Most of the evidence of an association between adiposity and vitamin D status comes from adult studies [4, 33]. A recently published study [38] of 382 healthy subjects aged 6–21 years with DXA scans showed that serum 25(OH)D concentrations were more likely to be lower in those with greater BMI z-scores and FM, but not FFM. When this association was adjusted for possible covariates in the model, it became nonsignificant. Using DXA to measure FM, Lenders et al. [37] showed that obese adolescents with and without vitamin D deficiency differed according to FM and FM percentage, but not lean mass and this relation of FM percentage to serum 25(OH)D remained significant after potential confounding variables were adjusted for. Rajakumar et al. showed that vitamin D deficiency was associated with higher visceral adipose tissue in white and greater subcutaneous adipose tissue in black American children and adolescents [39]. In agreement with these studies, our findings indicate that body fat indices (total body fat percentage and FMI) are inversely correlated with serum 25(OH)D level. This correlation persisted even after adjustment for possible covariates like age, sex, and BMI. The differences in study findings may be explained in part by differences in study design and underlying sample characteristics like BMI and variation in serum 25(OH)D concentrations.

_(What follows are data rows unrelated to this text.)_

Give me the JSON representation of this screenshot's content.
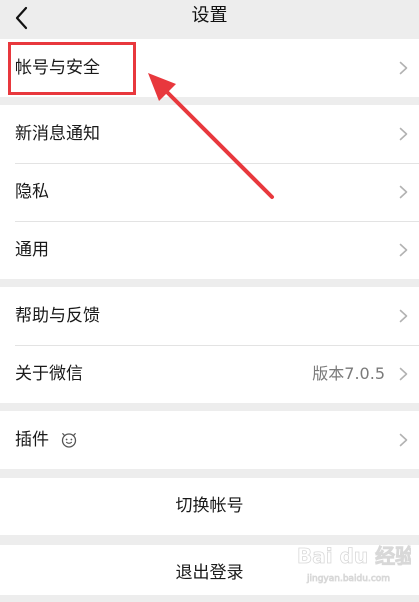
{
  "header": {
    "title": "设置",
    "back_icon": "chevron-left-icon"
  },
  "groups": [
    {
      "items": [
        {
          "label": "帐号与安全"
        }
      ]
    },
    {
      "items": [
        {
          "label": "新消息通知"
        },
        {
          "label": "隐私"
        },
        {
          "label": "通用"
        }
      ]
    },
    {
      "items": [
        {
          "label": "帮助与反馈"
        },
        {
          "label": "关于微信",
          "value": "版本7.0.5"
        }
      ]
    },
    {
      "items": [
        {
          "label": "插件",
          "icon": "plugin-face-icon"
        }
      ]
    }
  ],
  "actions": {
    "switch_account": "切换帐号",
    "logout": "退出登录"
  },
  "annotation": {
    "highlight_color": "#e8383d"
  },
  "watermark": {
    "text": "Bai du 经验",
    "subtext": "jingyan.baidu.com"
  }
}
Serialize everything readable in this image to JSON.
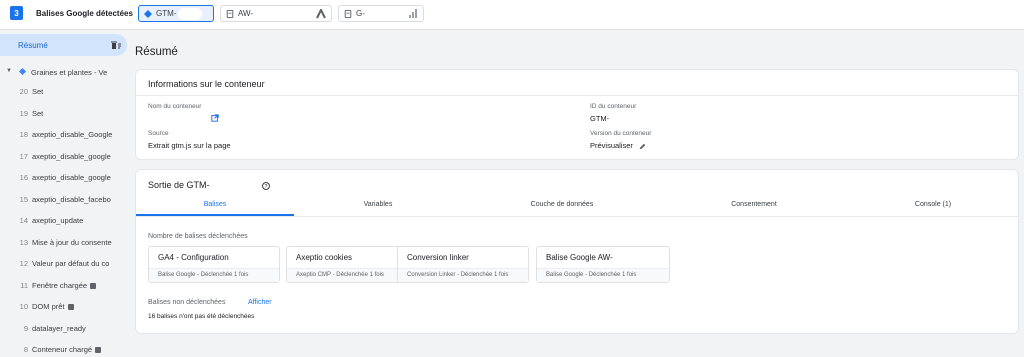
{
  "header": {
    "count": "3",
    "title": "Balises Google détectées",
    "chips": [
      {
        "label": "GTM-",
        "icon": "gtm-diamond-icon",
        "active": true
      },
      {
        "label": "AW-",
        "icon": "google-ads-icon",
        "active": false
      },
      {
        "label": "G-",
        "icon": "analytics-icon",
        "active": false
      }
    ]
  },
  "sidebar": {
    "summary_label": "Résumé",
    "container_label": "Graines et plantes - Ve",
    "items": [
      {
        "num": "20",
        "label": "Set"
      },
      {
        "num": "19",
        "label": "Set"
      },
      {
        "num": "18",
        "label": "axeptio_disable_Google"
      },
      {
        "num": "17",
        "label": "axeptio_disable_google"
      },
      {
        "num": "16",
        "label": "axeptio_disable_google"
      },
      {
        "num": "15",
        "label": "axeptio_disable_facebo"
      },
      {
        "num": "14",
        "label": "axeptio_update"
      },
      {
        "num": "13",
        "label": "Mise à jour du consente"
      },
      {
        "num": "12",
        "label": "Valeur par défaut du co"
      },
      {
        "num": "11",
        "label": "Fenêtre chargée"
      },
      {
        "num": "10",
        "label": "DOM prêt"
      },
      {
        "num": "9",
        "label": "datalayer_ready"
      },
      {
        "num": "8",
        "label": "Conteneur chargé"
      }
    ]
  },
  "main": {
    "title": "Résumé",
    "info": {
      "title": "Informations sur le conteneur",
      "name_label": "Nom du conteneur",
      "id_label": "ID du conteneur",
      "id_value": "GTM-",
      "source_label": "Source",
      "source_value": "Extrait gtm.js sur la page",
      "version_label": "Version du conteneur",
      "version_value": "Prévisualiser"
    },
    "output": {
      "title": "Sortie de GTM-",
      "tabs": [
        "Balises",
        "Variables",
        "Couche de données",
        "Consentement",
        "Console (1)"
      ],
      "fired_label": "Nombre de balises déclenchées",
      "tags": [
        {
          "name": "GA4 - Configuration",
          "sub": "Balise Google - Déclenchée 1 fois"
        },
        {
          "name": "Axeptio cookies",
          "sub": "Axeptio CMP - Déclenchée 1 fois"
        },
        {
          "name": "Conversion linker",
          "sub": "Conversion Linker - Déclenchée 1 fois"
        },
        {
          "name": "Balise Google AW-",
          "sub": "Balise Google - Déclenchée 1 fois"
        }
      ],
      "not_fired_label": "Balises non déclenchées",
      "show_label": "Afficher",
      "not_fired_count": "16 balises n'ont pas été déclenchées"
    }
  },
  "colors": {
    "accent": "#1a73e8",
    "selected_bg": "#d2e3fc"
  }
}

The major strengths of our study are the use of robust measures of insulin sensitivity and resistance based on OGTT rather than fasting sample and all our study subjects belonged to one ethnic group. We have used DXA for assessment of body fat as opposed to several studies which have used BMI as a surrogate for body fat. The limitations of our study included, small sample size, presence of vitamin D deficiency in all study subjects which gave us very narrow range of serum 25(OH)D concentrations thereby limiting comparisons. Absence of PTH measurement was another important limitation, since it has been implicated in pathogenesis of insulin resistance and metabolic syndrome. Another important limitation was inability of DXA technique to differentiate between subcutaneous and visceral adipose tissue.

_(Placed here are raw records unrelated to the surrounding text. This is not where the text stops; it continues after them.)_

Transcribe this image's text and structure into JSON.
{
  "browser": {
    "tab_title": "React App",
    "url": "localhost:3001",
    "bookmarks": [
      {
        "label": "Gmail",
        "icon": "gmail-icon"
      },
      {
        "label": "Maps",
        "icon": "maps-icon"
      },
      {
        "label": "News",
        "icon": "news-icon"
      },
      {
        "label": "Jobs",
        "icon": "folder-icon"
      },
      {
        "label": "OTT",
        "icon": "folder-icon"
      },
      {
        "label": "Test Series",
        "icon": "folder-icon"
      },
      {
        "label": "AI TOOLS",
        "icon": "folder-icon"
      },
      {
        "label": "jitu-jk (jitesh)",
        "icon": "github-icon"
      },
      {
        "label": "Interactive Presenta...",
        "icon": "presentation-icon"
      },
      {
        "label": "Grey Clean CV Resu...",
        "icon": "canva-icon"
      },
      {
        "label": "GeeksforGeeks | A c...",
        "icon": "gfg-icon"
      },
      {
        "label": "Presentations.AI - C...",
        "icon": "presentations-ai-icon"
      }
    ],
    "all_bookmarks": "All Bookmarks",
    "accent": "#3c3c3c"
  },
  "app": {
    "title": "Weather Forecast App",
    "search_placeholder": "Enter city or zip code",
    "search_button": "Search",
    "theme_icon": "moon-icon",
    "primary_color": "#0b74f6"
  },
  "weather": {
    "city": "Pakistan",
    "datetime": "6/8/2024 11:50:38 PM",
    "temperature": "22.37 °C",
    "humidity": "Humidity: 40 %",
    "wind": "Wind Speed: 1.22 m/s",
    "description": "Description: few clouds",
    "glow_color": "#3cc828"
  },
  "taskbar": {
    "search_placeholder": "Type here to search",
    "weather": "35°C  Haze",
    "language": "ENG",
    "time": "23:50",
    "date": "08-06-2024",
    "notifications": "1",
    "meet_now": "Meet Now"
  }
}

In conclusion, our study demonstrates a significant inverse relationship in obese Asian-Indian children between body fat indices and serum 25(OH)D concentrations which persists even after adjustment of covariates. The association between serum 25(OH)D and parameters of insulin sensitivity and resistance is influenced by puberty as a significant association was found between these two variables in postpubertal subjects (Tanner stage 5) only which remained significant even after adjustment for covariates. As association is not equal to causation, future longitudinal research studies are required in determining role of puberty on association between serum 25(OH)D and insulin resistance in both, obese as well as subjects with normal BMI.


BMI: Body mass in index
DXA:Dual energy X-ray absorptiometry
FMI:Fat mass index
FFMI:Fat-free mass index
HOMA-IR:Homeostasis assessment model-insulin resistance
WBISI:Whole body insulin sensitivity index
AUC:Area under curve
Serum 25(OH)D:Serum 25-hydroxyvitamin D.

Disclosure Statement

We have nothing to declare.

Authors’ Contribution

RK, TT and NT, designed research; TT, MG and DK conducted research; RK analyzed data; RK, MG, NT, and VT wrote the paper; NG supervised laboratory work, RK had primary responsibility for final content. All authors read and approved the final manuscript.

Declaration of Conflict of Interest

There are no conflicts of interest.


The project described was supported by grant number 1 D43 HD065249 from the Fogarty International Center and the Eunice Kennedy Shriver National Institute of Child Health & Human Development at the National Institutes of Health.